At Tuesday's meeting, Keller said people online have been calling her a "liberal nutjob," but she wore a hot pink "Women for Trump" face mask to prove that isn't the case.
"It has nothing to do with that. He's supposed to be nonpartisan," Keller said, adding that Look is "using politics to get what he wants."
Keller said she's worried the board won't do much in response to the allegations, but the fact that they were discussing a code of ethics was a step in the right direction.
Retiree Kim Krebsbach, who has lived in Oak Grove for more than two decades, said she'd never attended a County Board meeting before Tuesday but was motivated to go after observing Look's interactions online and because of her career in corrections, particularly in dealing with male offenders.
"When I see this kind of behavior it concerns me a lot," she said. "I felt Commissioner Look was not responding in a professional manner. I really didn't think it was appropriate. This is not a partisan body, and I also think constituents need to be treated with respect."
Meisner said she will host a town hall in March or April to discuss best practices and a code of ethics. The meeting will be held virtually and feature David Schultz, professor of political science and ethics at Hamline University, with an opportunity for the public to comment.

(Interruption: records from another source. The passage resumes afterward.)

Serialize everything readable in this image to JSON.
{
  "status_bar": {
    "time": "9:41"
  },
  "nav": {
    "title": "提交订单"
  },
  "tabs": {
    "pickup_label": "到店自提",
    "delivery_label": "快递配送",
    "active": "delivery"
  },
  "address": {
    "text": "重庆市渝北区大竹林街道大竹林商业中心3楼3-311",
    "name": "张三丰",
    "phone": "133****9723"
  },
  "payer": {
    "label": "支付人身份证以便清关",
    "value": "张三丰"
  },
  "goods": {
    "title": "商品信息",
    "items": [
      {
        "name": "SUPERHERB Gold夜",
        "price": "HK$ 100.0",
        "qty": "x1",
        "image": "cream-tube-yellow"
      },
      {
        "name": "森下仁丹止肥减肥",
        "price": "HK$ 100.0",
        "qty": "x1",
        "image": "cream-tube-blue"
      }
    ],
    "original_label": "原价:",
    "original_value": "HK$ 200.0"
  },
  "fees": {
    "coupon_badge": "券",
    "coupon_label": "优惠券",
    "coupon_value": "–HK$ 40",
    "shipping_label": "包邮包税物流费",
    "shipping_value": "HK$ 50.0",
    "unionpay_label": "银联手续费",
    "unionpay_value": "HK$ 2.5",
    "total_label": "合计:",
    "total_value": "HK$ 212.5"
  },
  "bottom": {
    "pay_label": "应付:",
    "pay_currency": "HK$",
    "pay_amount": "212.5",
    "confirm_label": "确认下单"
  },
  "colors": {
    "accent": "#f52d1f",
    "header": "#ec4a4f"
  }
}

Sen. Jim Abeler, R-Anoka, tweeted Feb. 5 that he supports Meisner's efforts: "Every public board ought to have a Code of Ethics, including the Anoka County Board."
Kim Hyatt • 612-673-4751